- Give the fan a gentle push to get started – don’t over rev it.
- Keep fan blades clean for maximum performance.
- Monitor battery charge level and recharge as needed.
Troubleshooting Common Wood Stove Fan Issues
Wood stove fans are generally reliable but occasional issues can arise. Here are some common problems and solutions:
Fan doesn’t turn on
- Check power connections and cords.
- Try resetting the fan.
- Recharge or replace batteries if drained.
- Test voltage output – may need to replace motor.
Fan is noisy or vibrating
- Tighten mounting bracket.
- Check for obstructions hitting blades.
- Lubricate motor spindle.
- Have fan balance and alignment checked.
Fan is running slow
- Clean debris from blades.
- Check for high friction on spindle.

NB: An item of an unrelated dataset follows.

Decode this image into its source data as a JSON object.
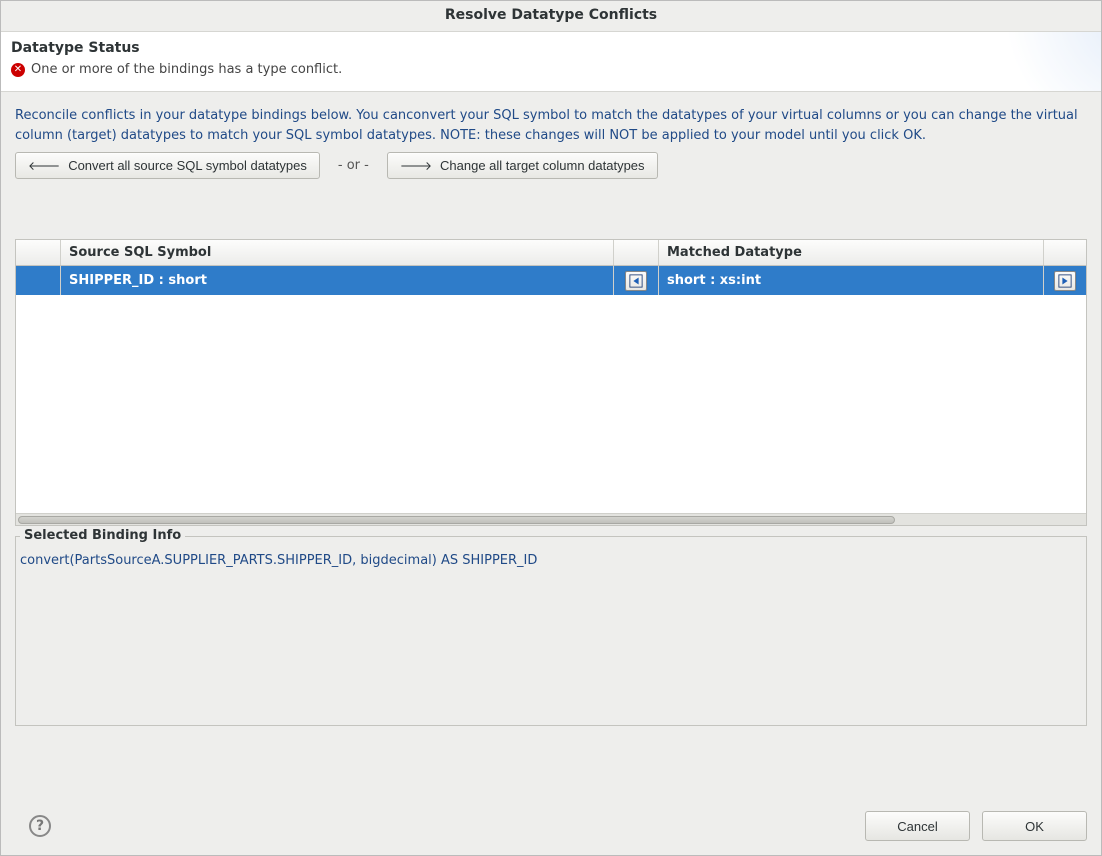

- Test motor and replace if necessary.
Fan is wobbly or unbalanced
- Tighten all housing components.
- Adjust mounting bracket.
- Check blade alignment and realign if bent.
Burnt smell from motor
- Motor may be overheating – reduce speed.
- Have electrician check wiring.
- Replace motor if repeated overheating.
Key Benefits of Wood Stove Fans
Installing a fan on your wood stove provides some great benefits:
- Quicker warm up – A fan can decrease the stove heating time by up to 50% as it actively drives warm air into the space.
- Better heat distribution – Airflow reaches all areas of the room, eliminating cold spots distant from the stove.
- Increased comfort – The convection effect creates a consistent and pleasant heat throughout the environment.
- Efficiency – By moving more warm air into the room, less wood fuel is required to maintain the temperature.
- Convenience – Fans have adjustable mountings and often include remote controls or thermostats for ease of use.
- Air circulation – The movement from a fan mimics central heating systems and keeps air fresh.
- Flexible installation – Battery-powered fans allow mounting virtually anywhere without wiring restrictions.
Adding a fan to a wood stove is one of the best ways to maximize its heating performance. By understanding how these fans work and choosing the right model for your stove and space, you can achieve warmer, more comfortable, and more efficient heating. Pay close attention to fan placement, direction, and operation to get the most heating benefit for your home.